Ten years after two high school students killed thirteen and critically injured 27 others, journalist Cullen creates a comprehensive look at the tragedy in Columbine. Cullen draws on hundreds of interviews, police reports and the killer’s journals and video tapes to piece together what occurred before, during and after the attack on April 20, 1999.
Right after the attack, and for years afterwards, many rumors and misinformation have been widely reported as fact. In an attempt to correct these, Cullen details the lives of Dylan Klebold and Eric Harris — they are not loners, not a part of the Trench Coat Mafia, not targeting jocks or Christians. Cullen purports that Klebold and Harris were on the surface pretty normal high school kids. They had a group of friends, went to prom, held part-time jobs, played sports, applied to college. But underneath the surface, Harris was a
psychopath, demonstrating nine of the ten trademarks of one. Klebold was depressive and suicidal. Over the two years that they planned and practiced for the attack, their goal was to be bigger than Oklahoma City. And if they had been better bomb makers, they might have succeeded.

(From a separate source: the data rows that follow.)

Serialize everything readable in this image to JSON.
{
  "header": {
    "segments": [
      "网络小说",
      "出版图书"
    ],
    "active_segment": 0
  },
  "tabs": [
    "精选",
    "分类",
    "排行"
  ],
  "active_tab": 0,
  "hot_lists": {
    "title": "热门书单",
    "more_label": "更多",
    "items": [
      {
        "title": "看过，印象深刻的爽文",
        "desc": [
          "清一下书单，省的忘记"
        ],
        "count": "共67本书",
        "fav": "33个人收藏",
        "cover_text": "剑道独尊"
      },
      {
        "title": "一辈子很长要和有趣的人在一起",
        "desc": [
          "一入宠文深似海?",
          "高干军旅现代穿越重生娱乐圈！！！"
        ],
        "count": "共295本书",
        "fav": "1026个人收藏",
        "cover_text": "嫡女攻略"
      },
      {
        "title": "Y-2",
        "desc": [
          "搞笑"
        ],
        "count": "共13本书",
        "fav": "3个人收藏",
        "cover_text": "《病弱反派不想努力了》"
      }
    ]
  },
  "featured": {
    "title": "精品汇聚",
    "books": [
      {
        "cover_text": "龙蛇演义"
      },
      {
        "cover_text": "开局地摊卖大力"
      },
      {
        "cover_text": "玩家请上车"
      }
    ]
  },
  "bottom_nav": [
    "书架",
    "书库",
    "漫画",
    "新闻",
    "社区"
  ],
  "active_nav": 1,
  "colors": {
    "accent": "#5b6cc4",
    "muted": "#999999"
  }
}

Cullen looks at errors made by law enforcement, public reaction, and the healing that took place for the survivors, the injured, the community and the world. He examines Harris’ and Klebold’s parents, who have never spoken publicly about the attack before this book was released, but who are largely blamed for what their children did.

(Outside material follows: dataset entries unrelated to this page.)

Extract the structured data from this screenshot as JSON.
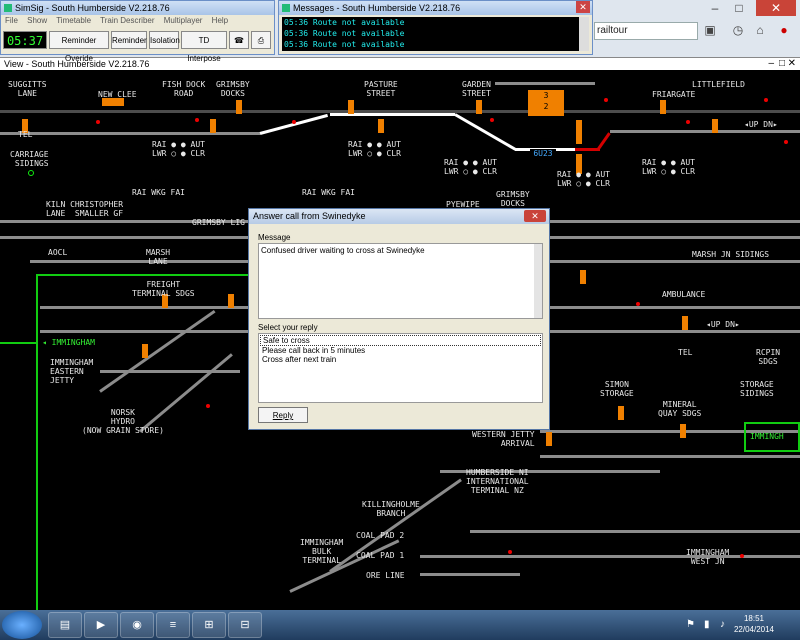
{
  "browser": {
    "address_text": "railtour",
    "tab_close": "×"
  },
  "view_window": {
    "title": "View - South Humberside V2.218.76"
  },
  "control_window": {
    "title": "SimSig - South Humberside V2.218.76",
    "menu": [
      "File",
      "Show",
      "Timetable",
      "Train Describer",
      "Multiplayer",
      "Help"
    ],
    "clock": "05:37",
    "buttons": [
      "Reminder Overide",
      "Reminder",
      "Isolation",
      "TD Interpose"
    ]
  },
  "messages_window": {
    "title": "Messages - South Humberside V2.218.76",
    "lines": [
      "05:36 Route not available",
      "05:36 Route not available",
      "05:36 Route not available"
    ]
  },
  "dialog": {
    "title": "Answer call from Swinedyke",
    "message_label": "Message",
    "message_text": "Confused driver waiting to cross at Swinedyke",
    "reply_label": "Select your reply",
    "replies": [
      "Safe to cross",
      "Please call back in 5 minutes",
      "Cross after next train"
    ],
    "selected_reply": "Safe to cross",
    "reply_button": "Reply"
  },
  "panel": {
    "labels": {
      "suggitts_lane": "SUGGITTS\nLANE",
      "new_clee": "NEW CLEE",
      "fish_dock_road": "FISH DOCK\nROAD",
      "grimsby_docks_top": "GRIMSBY\nDOCKS",
      "pasture_street": "PASTURE\nSTREET",
      "garden_street": "GARDEN\nSTREET",
      "friargate": "FRIARGATE",
      "littlefield": "LITTLEFIELD",
      "tel_left": "TEL",
      "carriage_sidings": "CARRIAGE\n SIDINGS",
      "up_dn_right": "◂UP DN▸",
      "kiln_lane": "KILN CHRISTOPHER\nLANE  SMALLER GF",
      "pyewipe": "PYEWIPE",
      "grimsby_docks_mid": "GRIMSBY\nDOCKS",
      "grimsby_lig": "GRIMSBY LIG",
      "aocl": "AOCL",
      "marsh_lane": "MARSH\nLANE",
      "marsh_jn_sidings": "MARSH JN SIDINGS",
      "freight_terminal": "FREIGHT\nTERMINAL SDGS",
      "ambulance": "AMBULANCE",
      "up_dn_mid": "◂UP DN▸",
      "immingham_green": "◂ IMMINGHAM",
      "immingham_eastern": "IMMINGHAM\nEASTERN\nJETTY",
      "tel_right": "TEL",
      "rcpin_sdgs": "RCPIN\nSDGS",
      "norsk_hydro": "NORSK\nHYDRO\n(NOW GRAIN STORE)",
      "simon_storage": "SIMON\nSTORAGE",
      "mineral_quay": "MINERAL\nQUAY SDGS",
      "storage_sidings": "STORAGE\nSIDINGS",
      "western_jetty": "WESTERN JETTY\nARRIVAL",
      "humberside": "HUMBERSIDE NI\nINTERNATIONAL\nTERMINAL NZ",
      "killingholme": "KILLINGHOLME\nBRANCH",
      "coal_pad_2": "COAL PAD 2",
      "coal_pad_1": "COAL PAD 1",
      "ore_line": "ORE LINE",
      "immingham_bulk": "IMMINGHAM\nBULK\nTERMINAL",
      "immingham_west": "IMMINGHAM\nWEST JN",
      "immingham_box": "IMMINGH",
      "berth": "6U23",
      "berth_box": "3\n2",
      "rai_aut_label": "RAI ● ● AUT\nLWR ○ ● CLR",
      "rai_wkg_fai": "RAI WKG FAI"
    },
    "colors": {
      "track": "#8c8c8c",
      "route_set": "#ffffff",
      "occupied": "#d40000",
      "signal": "#f08000",
      "green_line": "#11cc11"
    }
  },
  "taskbar": {
    "time": "18:51",
    "date": "22/04/2014",
    "apps": [
      "explorer",
      "media",
      "firefox",
      "simsig-1",
      "simsig-2",
      "simsig-3"
    ]
  }
}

In the vein of Capote’s “In Cold Blood,” “Columbine” is a chilling look inside the minds of those who kill, a reminder to be watchful of those around us in a world that is often not what it seems.